=== Task statement ===
All lines of the material should be given again exactly.

=== Provided records ===
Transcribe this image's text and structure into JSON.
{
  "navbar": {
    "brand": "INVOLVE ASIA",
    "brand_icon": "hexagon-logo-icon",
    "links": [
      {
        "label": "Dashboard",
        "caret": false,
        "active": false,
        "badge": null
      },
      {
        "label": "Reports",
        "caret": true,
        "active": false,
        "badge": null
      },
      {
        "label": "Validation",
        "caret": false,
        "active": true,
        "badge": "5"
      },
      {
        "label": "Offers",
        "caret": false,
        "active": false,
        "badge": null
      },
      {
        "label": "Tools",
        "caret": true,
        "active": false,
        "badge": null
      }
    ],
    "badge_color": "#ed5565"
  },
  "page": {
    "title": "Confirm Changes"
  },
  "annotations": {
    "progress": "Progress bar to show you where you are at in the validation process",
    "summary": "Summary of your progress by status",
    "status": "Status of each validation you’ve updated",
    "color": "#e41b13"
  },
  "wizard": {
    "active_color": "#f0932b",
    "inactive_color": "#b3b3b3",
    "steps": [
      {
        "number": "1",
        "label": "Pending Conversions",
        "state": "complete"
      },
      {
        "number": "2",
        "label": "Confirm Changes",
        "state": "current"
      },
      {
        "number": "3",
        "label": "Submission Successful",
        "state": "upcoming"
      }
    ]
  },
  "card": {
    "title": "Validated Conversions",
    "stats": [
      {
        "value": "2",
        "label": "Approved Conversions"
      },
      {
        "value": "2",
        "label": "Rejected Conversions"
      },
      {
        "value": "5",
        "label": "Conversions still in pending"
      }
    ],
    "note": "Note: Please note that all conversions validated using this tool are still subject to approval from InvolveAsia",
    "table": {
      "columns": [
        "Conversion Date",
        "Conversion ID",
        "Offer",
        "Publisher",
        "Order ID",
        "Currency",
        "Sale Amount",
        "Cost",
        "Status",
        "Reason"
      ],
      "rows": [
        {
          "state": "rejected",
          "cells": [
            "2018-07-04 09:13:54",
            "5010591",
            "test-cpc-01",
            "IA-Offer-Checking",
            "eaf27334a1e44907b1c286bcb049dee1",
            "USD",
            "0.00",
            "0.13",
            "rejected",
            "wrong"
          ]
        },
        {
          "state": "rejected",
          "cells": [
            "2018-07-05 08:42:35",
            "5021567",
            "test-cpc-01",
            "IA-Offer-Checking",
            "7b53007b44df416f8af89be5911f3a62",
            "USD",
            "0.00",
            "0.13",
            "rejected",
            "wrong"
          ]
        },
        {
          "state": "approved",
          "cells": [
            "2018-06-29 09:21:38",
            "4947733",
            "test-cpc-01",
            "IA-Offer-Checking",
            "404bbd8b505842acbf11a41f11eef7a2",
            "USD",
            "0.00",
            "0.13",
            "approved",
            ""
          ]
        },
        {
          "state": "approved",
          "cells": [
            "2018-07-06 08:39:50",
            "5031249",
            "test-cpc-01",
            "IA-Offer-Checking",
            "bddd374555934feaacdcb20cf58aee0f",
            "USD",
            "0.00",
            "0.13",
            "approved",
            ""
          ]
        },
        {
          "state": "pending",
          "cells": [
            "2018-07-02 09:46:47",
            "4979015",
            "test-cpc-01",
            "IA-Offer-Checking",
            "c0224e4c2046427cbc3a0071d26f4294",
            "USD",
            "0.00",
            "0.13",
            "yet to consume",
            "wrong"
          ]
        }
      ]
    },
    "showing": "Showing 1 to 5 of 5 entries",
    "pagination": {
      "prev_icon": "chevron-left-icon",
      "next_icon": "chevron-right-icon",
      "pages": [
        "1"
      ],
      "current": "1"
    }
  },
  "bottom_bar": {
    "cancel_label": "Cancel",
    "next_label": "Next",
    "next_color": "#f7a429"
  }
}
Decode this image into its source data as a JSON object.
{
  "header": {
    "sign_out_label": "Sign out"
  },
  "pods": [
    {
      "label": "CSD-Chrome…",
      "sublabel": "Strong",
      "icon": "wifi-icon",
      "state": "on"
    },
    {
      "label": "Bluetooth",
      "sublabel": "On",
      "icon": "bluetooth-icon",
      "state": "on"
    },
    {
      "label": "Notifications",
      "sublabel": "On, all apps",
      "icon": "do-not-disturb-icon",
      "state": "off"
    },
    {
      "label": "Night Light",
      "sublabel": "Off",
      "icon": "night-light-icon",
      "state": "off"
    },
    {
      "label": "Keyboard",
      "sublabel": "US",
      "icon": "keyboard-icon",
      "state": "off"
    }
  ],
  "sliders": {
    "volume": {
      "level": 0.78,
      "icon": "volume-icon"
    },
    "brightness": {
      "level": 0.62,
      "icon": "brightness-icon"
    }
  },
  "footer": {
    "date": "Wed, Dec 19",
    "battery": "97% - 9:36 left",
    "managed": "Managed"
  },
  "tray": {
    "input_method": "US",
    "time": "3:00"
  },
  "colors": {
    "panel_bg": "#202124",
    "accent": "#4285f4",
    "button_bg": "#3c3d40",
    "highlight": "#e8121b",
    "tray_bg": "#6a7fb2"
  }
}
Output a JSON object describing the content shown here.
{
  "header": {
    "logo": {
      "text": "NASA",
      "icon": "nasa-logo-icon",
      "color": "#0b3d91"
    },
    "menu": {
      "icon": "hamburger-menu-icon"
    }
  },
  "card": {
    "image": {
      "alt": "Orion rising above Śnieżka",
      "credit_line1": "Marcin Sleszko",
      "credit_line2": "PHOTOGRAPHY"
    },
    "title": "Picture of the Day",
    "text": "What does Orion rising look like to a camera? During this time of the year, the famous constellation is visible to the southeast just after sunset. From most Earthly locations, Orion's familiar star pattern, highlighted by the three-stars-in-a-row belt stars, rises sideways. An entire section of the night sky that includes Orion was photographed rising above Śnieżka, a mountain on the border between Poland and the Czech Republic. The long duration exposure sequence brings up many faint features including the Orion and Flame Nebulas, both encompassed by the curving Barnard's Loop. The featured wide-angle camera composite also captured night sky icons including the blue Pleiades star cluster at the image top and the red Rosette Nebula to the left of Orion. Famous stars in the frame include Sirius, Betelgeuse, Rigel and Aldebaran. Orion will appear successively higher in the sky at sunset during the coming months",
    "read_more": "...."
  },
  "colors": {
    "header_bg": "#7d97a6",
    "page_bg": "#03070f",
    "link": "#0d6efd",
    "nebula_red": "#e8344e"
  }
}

=== Result ===
Transcribe this image's text and structure into JSON.
{
  "navbar": {
    "brand": "INVOLVE ASIA",
    "brand_icon": "hexagon-logo-icon",
    "links": [
      {
        "label": "Dashboard",
        "caret": false,
        "active": false,
        "badge": null
      },
      {
        "label": "Reports",
        "caret": true,
        "active": false,
        "badge": null
      },
      {
        "label": "Validation",
        "caret": false,
        "active": true,
        "badge": "5"
      },
      {
        "label": "Offers",
        "caret": false,
        "active": false,
        "badge": null
      },
      {
        "label": "Tools",
        "caret": true,
        "active": false,
        "badge": null
      }
    ],
    "badge_color": "#ed5565"
  },
  "page": {
    "title": "Confirm Changes"
  },
  "annotations": {
    "progress": "Progress bar to show you where you are at in the validation process",
    "summary": "Summary of your progress by status",
    "status": "Status of each validation you’ve updated",
    "color": "#e41b13"
  },
  "wizard": {
    "active_color": "#f0932b",
    "inactive_color": "#b3b3b3",
    "steps": [
      {
        "number": "1",
        "label": "Pending Conversions",
        "state": "complete"
      },
      {
        "number": "2",
        "label": "Confirm Changes",
        "state": "current"
      },
      {
        "number": "3",
        "label": "Submission Successful",
        "state": "upcoming"
      }
    ]
  },
  "card": {
    "title": "Validated Conversions",
    "stats": [
      {
        "value": "2",
        "label": "Approved Conversions"
      },
      {
        "value": "2",
        "label": "Rejected Conversions"
      },
      {
        "value": "5",
        "label": "Conversions still in pending"
      }
    ],
    "note": "Note: Please note that all conversions validated using this tool are still subject to approval from InvolveAsia",
    "table": {
      "columns": [
        "Conversion Date",
        "Conversion ID",
        "Offer",
        "Publisher",
        "Order ID",
        "Currency",
        "Sale Amount",
        "Cost",
        "Status",
        "Reason"
      ],
      "rows": [
        {
          "state": "rejected",
          "cells": [
            "2018-07-04 09:13:54",
            "5010591",
            "test-cpc-01",
            "IA-Offer-Checking",
            "eaf27334a1e44907b1c286bcb049dee1",
            "USD",
            "0.00",
            "0.13",
            "rejected",
            "wrong"
          ]
        },
        {
          "state": "rejected",
          "cells": [
            "2018-07-05 08:42:35",
            "5021567",
            "test-cpc-01",
            "IA-Offer-Checking",
            "7b53007b44df416f8af89be5911f3a62",
            "USD",
            "0.00",
            "0.13",
            "rejected",
            "wrong"
          ]
        },
        {
          "state": "approved",
          "cells": [
            "2018-06-29 09:21:38",
            "4947733",
            "test-cpc-01",
            "IA-Offer-Checking",
            "404bbd8b505842acbf11a41f11eef7a2",
            "USD",
            "0.00",
            "0.13",
            "approved",
            ""
          ]
        },
        {
          "state": "approved",
          "cells": [
            "2018-07-06 08:39:50",
            "5031249",
            "test-cpc-01",
            "IA-Offer-Checking",
            "bddd374555934feaacdcb20cf58aee0f",
            "USD",
            "0.00",
            "0.13",
            "approved",
            ""
          ]
        },
        {
          "state": "pending",
          "cells": [
            "2018-07-02 09:46:47",
            "4979015",
            "test-cpc-01",
            "IA-Offer-Checking",
            "c0224e4c2046427cbc3a0071d26f4294",
            "USD",
            "0.00",
            "0.13",
            "yet to consume",
            "wrong"
          ]
        }
      ]
    },
    "showing": "Showing 1 to 5 of 5 entries",
    "pagination": {
      "prev_icon": "chevron-left-icon",
      "next_icon": "chevron-right-icon",
      "pages": [
        "1"
      ],
      "current": "1"
    }
  },
  "bottom_bar": {
    "cancel_label": "Cancel",
    "next_label": "Next",
    "next_color": "#f7a429"
  }
}
Decode this image into its source data as a JSON object.
{
  "header": {
    "sign_out_label": "Sign out"
  },
  "pods": [
    {
      "label": "CSD-Chrome…",
      "sublabel": "Strong",
      "icon": "wifi-icon",
      "state": "on"
    },
    {
      "label": "Bluetooth",
      "sublabel": "On",
      "icon": "bluetooth-icon",
      "state": "on"
    },
    {
      "label": "Notifications",
      "sublabel": "On, all apps",
      "icon": "do-not-disturb-icon",
      "state": "off"
    },
    {
      "label": "Night Light",
      "sublabel": "Off",
      "icon": "night-light-icon",
      "state": "off"
    },
    {
      "label": "Keyboard",
      "sublabel": "US",
      "icon": "keyboard-icon",
      "state": "off"
    }
  ],
  "sliders": {
    "volume": {
      "level": 0.78,
      "icon": "volume-icon"
    },
    "brightness": {
      "level": 0.62,
      "icon": "brightness-icon"
    }
  },
  "footer": {
    "date": "Wed, Dec 19",
    "battery": "97% - 9:36 left",
    "managed": "Managed"
  },
  "tray": {
    "input_method": "US",
    "time": "3:00"
  },
  "colors": {
    "panel_bg": "#202124",
    "accent": "#4285f4",
    "button_bg": "#3c3d40",
    "highlight": "#e8121b",
    "tray_bg": "#6a7fb2"
  }
}
Output a JSON object describing the content shown here.
{
  "header": {
    "logo": {
      "text": "NASA",
      "icon": "nasa-logo-icon",
      "color": "#0b3d91"
    },
    "menu": {
      "icon": "hamburger-menu-icon"
    }
  },
  "card": {
    "image": {
      "alt": "Orion rising above Śnieżka",
      "credit_line1": "Marcin Sleszko",
      "credit_line2": "PHOTOGRAPHY"
    },
    "title": "Picture of the Day",
    "text": "What does Orion rising look like to a camera? During this time of the year, the famous constellation is visible to the southeast just after sunset. From most Earthly locations, Orion's familiar star pattern, highlighted by the three-stars-in-a-row belt stars, rises sideways. An entire section of the night sky that includes Orion was photographed rising above Śnieżka, a mountain on the border between Poland and the Czech Republic. The long duration exposure sequence brings up many faint features including the Orion and Flame Nebulas, both encompassed by the curving Barnard's Loop. The featured wide-angle camera composite also captured night sky icons including the blue Pleiades star cluster at the image top and the red Rosette Nebula to the left of Orion. Famous stars in the frame include Sirius, Betelgeuse, Rigel and Aldebaran. Orion will appear successively higher in the sky at sunset during the coming months",
    "read_more": "...."
  },
  "colors": {
    "header_bg": "#7d97a6",
    "page_bg": "#03070f",
    "link": "#0d6efd",
    "nebula_red": "#e8344e"
  }
}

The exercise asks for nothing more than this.